I wish I could thank Tammad now for putting a friendly face on that world… which I’ve kind of left since those days. Unfortunately, Tammad died in a car accident on November 20, 2000. I remember the day I got the news. I was in my second year of grad school, studying first year social work; the year previous, I had done public health. The semester was about to end and we were preparing for exams. It was also my niece’s 8th birthday. Someone had posted on Tammad’s site that he had passed away at just 42 years of age. I was shocked and, to be honest, kind of sad. I’d never even met the guy, yet his life made a difference to me. He was so young to die and, I know, maybe people had been touched by him the way I had. It was even stranger to think I’d never met this guy or even interacted with him, yet here I was sad about his death… Here I was even knowing about his death. The Internet has, in some ways, made the world a little smaller.
Last night, Tammad’s memory popped into my head.

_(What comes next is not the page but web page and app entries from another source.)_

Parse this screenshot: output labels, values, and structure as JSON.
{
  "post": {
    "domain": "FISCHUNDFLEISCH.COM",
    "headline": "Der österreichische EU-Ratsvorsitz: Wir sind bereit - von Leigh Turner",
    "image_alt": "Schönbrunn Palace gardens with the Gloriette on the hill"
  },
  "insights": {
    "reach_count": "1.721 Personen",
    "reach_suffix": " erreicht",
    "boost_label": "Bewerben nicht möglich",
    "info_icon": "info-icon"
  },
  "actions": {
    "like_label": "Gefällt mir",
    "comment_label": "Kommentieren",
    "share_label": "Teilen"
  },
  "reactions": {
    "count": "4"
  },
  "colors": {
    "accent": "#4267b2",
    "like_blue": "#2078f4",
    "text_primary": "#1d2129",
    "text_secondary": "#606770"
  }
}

I hadn’t thought about him in ages. I went looking to see if he still had a presence online, even though he’s been dead for going on 19 years. His site has been taken down, although I know some of his friends maintained it for awhile. Someone else has preserved some of his writings. I found myself reading, of all things, his article about how to insert a butt plug. I have never used one myself– my exploration of BDSM is really just that, and purely academic. However, I would imagine that if one were interested in learning how to properly use such a device, Tammad’s article would really be handy. I would much rather read clear, concise instructions written by a safe, sane, slightly goofy guy like Tammad, than have some crazy, sex-obsessed jackass shove one into me and tell me to shut up before he gives me something to cry about.

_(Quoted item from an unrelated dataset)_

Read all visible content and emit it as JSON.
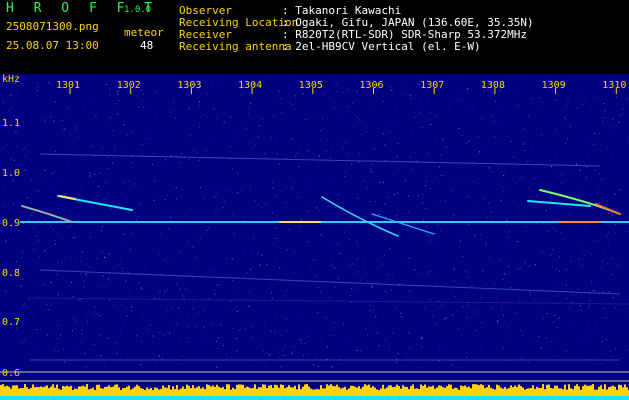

Anyway… it occurred to me that whenever you put something out there for public consumption, you never know how it will come across. I have heard from some people who don’t like what I have to say… but I’ve also heard from many more people who love my blogs. Whenever I think about how I fell into this Overeducated Housewife lifestyle instead of a career, and lament that I won’t be passing on any genes when I die, I remember that some people might remember me by these random posts. Maybe even nineteen years after I’m dead, someone will remember something I wrote or recorded. Who knows?

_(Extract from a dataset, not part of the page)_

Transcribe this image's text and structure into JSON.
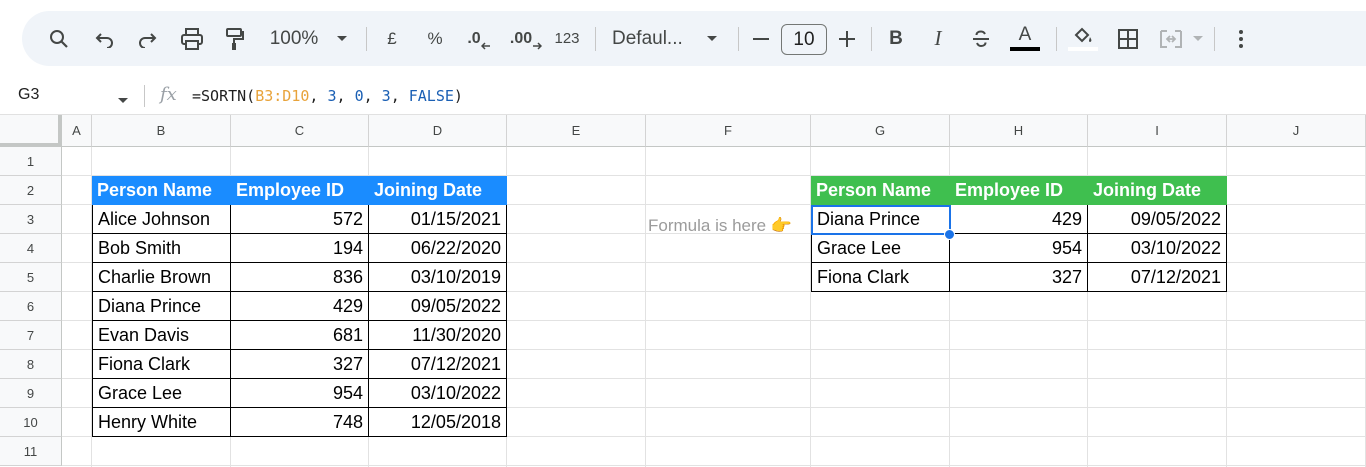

In the early days of the Internet, people used to refer to offline as “real life”. I don’t really hear it described like that anymore. Online is becoming “real life”, as real as anything offline, anyway. I met my husband online at a time when such a meeting was still considered weird and “novel”. Had it not been for the World Wide Web, I might be a profoundly bitter spinster living in the Deep South. I’m still kind of bitter and perhaps somewhat unfulfilled, but at least I’m not living alone, watching Divinyls on VH1, and reading smut to make the time pass. Thanks to Tammad for that.